One African-American TV writer’s perspective on the condition TV’s condition is in. And it all makes sad, unhealthy, and yet in its way perfect sense:
On a good day, after I pitched my heart out to a roomful of executives, they would not dismiss my creativity and ask if I had an “Empire-esque” idea to pitch. Why would I pitch Empire? I don’t rap, my father isn’t a rapper and even though my mother did spend time in jail, it wasn’t to serve a 17-year drug sentence. Yes, the Empire effect is real — but it’s not what you might think. The good news: If you’re an established writer of color, you can get a pitch meeting. The bad news: Everyone in Hollywood is looking for the next Empire from every black writer — because I cannot possibly have any other idea or perspective.
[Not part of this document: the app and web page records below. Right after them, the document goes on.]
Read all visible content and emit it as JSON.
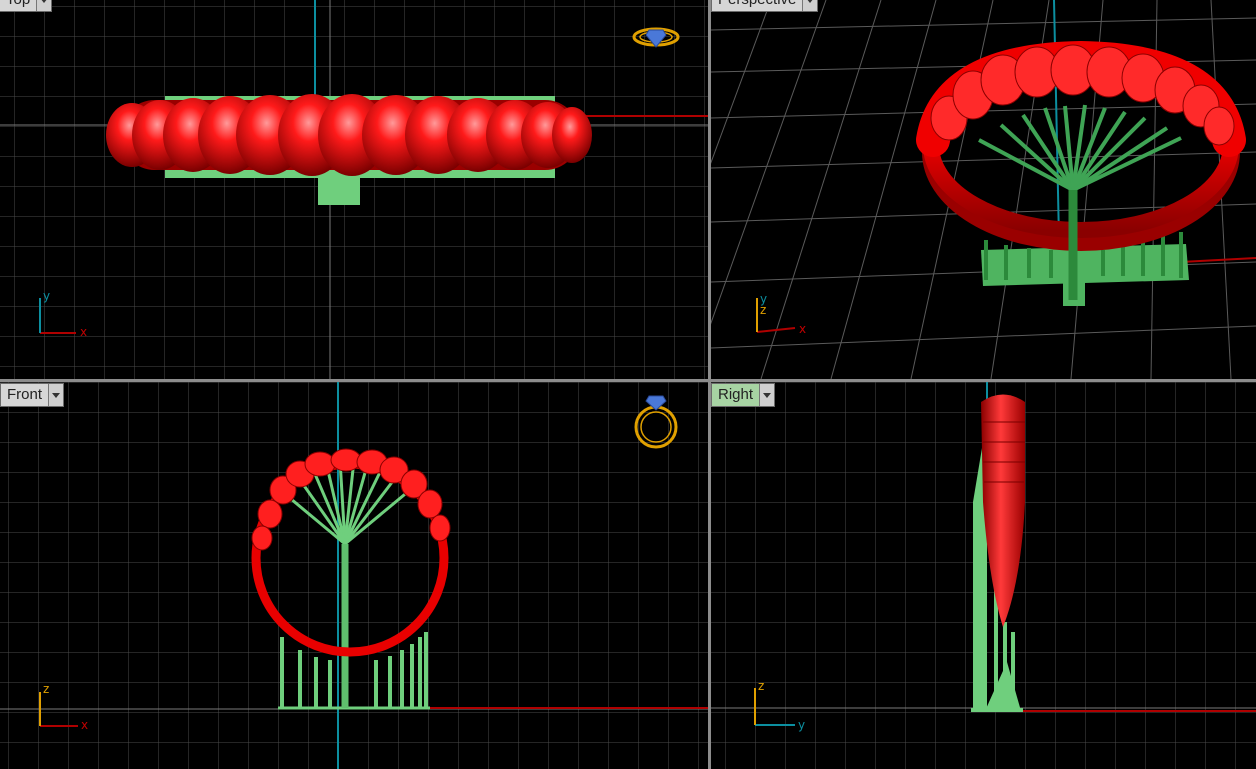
{
  "viewports": {
    "top": {
      "label": "Top",
      "axis_h": "x",
      "axis_v": "y",
      "active": false
    },
    "perspective": {
      "label": "Perspective",
      "axis_h": "x",
      "axis_v": "y",
      "axis_v2": "z",
      "active": false
    },
    "front": {
      "label": "Front",
      "axis_h": "x",
      "axis_v": "z",
      "active": false
    },
    "right": {
      "label": "Right",
      "axis_h": "y",
      "axis_v": "z",
      "active": true
    }
  },
  "icons": {
    "top_view_icon": "ring-top-view-icon",
    "front_view_icon": "ring-front-view-icon"
  },
  "colors": {
    "background": "#000000",
    "grid": "#4a4a4a",
    "grid_major": "#7a7a7a",
    "x_axis": "#b00000",
    "y_axis": "#0c8fa0",
    "ring": "#e80000",
    "supports": "#6fcf7d",
    "label_bg": "#d6d6d6",
    "label_active_bg": "#a7d3a3",
    "ring_icon": "#e0a000",
    "gem_icon": "#4a78d8"
  }
}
My creative parameters are limited to the nextScandal, Black-ish or a TV version of Straight Outta Compton. (Side note: The Straight Out of Calabasas pitch that Fox purchased [a comedy about two white parents who live in the celebrity enclave and whose kid is a basketball prodigy] is a complete abomination and the reason I wonder why I even try.)
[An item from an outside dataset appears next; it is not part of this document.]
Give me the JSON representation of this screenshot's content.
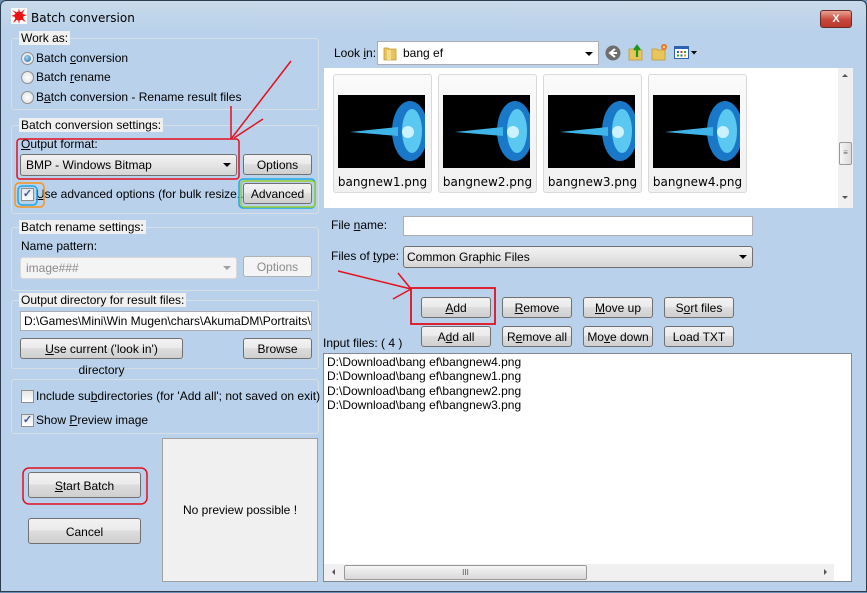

On a good day, my representation would submit me for shows that tonally fit my writing style and not merely for shows that happen to have the prototypical “person of color” character. So, I can only write for the sassy black, sassy Latino or sassy gay friend? As a person of color, I have no choice but to consider the perspectives of others!
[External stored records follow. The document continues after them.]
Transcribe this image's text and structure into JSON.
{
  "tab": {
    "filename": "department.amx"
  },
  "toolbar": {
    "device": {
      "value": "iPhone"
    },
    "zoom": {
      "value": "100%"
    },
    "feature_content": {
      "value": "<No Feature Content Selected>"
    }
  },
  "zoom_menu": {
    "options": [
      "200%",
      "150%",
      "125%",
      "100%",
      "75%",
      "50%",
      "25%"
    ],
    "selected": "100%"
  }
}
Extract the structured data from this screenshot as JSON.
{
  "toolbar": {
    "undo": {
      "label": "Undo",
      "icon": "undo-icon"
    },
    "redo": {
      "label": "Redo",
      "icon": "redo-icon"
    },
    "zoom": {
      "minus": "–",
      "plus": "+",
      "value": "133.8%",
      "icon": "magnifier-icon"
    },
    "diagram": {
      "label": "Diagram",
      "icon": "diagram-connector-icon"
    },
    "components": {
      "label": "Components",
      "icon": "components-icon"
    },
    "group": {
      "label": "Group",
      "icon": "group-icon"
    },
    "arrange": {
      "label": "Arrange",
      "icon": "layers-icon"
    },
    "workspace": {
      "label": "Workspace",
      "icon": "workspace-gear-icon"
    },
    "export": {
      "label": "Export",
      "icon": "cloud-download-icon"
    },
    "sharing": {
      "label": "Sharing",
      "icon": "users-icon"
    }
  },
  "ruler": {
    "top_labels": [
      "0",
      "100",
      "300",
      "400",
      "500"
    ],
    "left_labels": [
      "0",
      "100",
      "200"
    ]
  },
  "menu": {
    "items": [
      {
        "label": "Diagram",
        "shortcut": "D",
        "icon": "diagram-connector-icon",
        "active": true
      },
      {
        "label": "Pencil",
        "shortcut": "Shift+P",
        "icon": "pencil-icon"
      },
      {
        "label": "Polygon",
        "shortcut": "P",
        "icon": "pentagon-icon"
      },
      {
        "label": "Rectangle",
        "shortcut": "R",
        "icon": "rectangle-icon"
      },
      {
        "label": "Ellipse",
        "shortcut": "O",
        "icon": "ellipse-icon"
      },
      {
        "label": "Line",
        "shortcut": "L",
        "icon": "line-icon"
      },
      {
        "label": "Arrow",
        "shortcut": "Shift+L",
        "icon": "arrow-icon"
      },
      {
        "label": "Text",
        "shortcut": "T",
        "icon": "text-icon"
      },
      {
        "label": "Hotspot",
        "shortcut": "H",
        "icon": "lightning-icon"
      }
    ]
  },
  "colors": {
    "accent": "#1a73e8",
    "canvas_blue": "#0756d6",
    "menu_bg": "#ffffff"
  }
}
On a good day, after hearing news of my meeting with a showrunner, a white male colleague wouldn’t ask to be my writing partner so he can “get in on that coveted diversity spot.”…